1.
Hand-craft wooden art bowl composed of more than 100 pieces of wood with no staining.
2.
New Martinsville red Moondrops 2-handled 10” relish.
3.
Imperial Glass clear #282 footed ice cream bowl, made between 1903 and 1910.
4.
Fostoria yellow Windsor Crown candleholders.
5.
Morgantown crystal martini pitcher with heavy amber base and pineapple optic, made for railroad use.
6.
Indiana Glass IW61 Dot/Circle double candleholders.
7.
Glass eggs (hollow) with painted scenes in various size.
8.
Cambridge crystal Star candleholders.
9.
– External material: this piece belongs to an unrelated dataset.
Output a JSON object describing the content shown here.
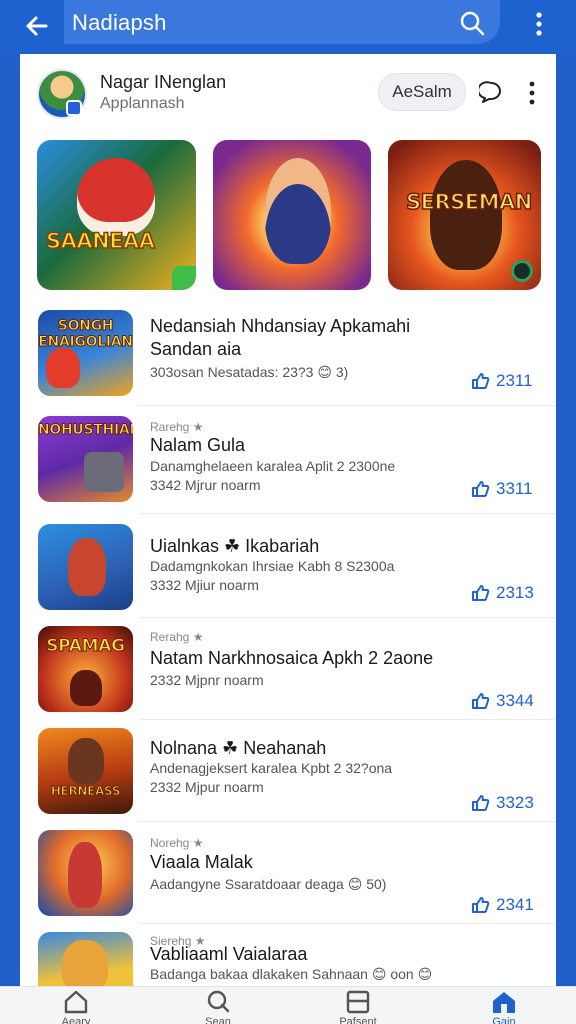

Frankoma Pottery Prairie Green Plainsman teapot.
10.
On the top right is a Cambridge crystal Wildflower 80-ounce 3400 ball jug with gold trim.
On the bottom is a Cambridge crystal gold encrusted Wildflower 3400-1186 2-handled 12 ½” tray.
On the top left is a Cambridge crystal gold encrusted Wildflower 3400-45 11” 4-toed bowl with fancy edge.
11.
Imperial Glass Ritz Blue #701 pitcher and tumbler.
12.
Green champagne glass with clear prism stem and foot and an Art Deco etch, from an unknown manufacturer.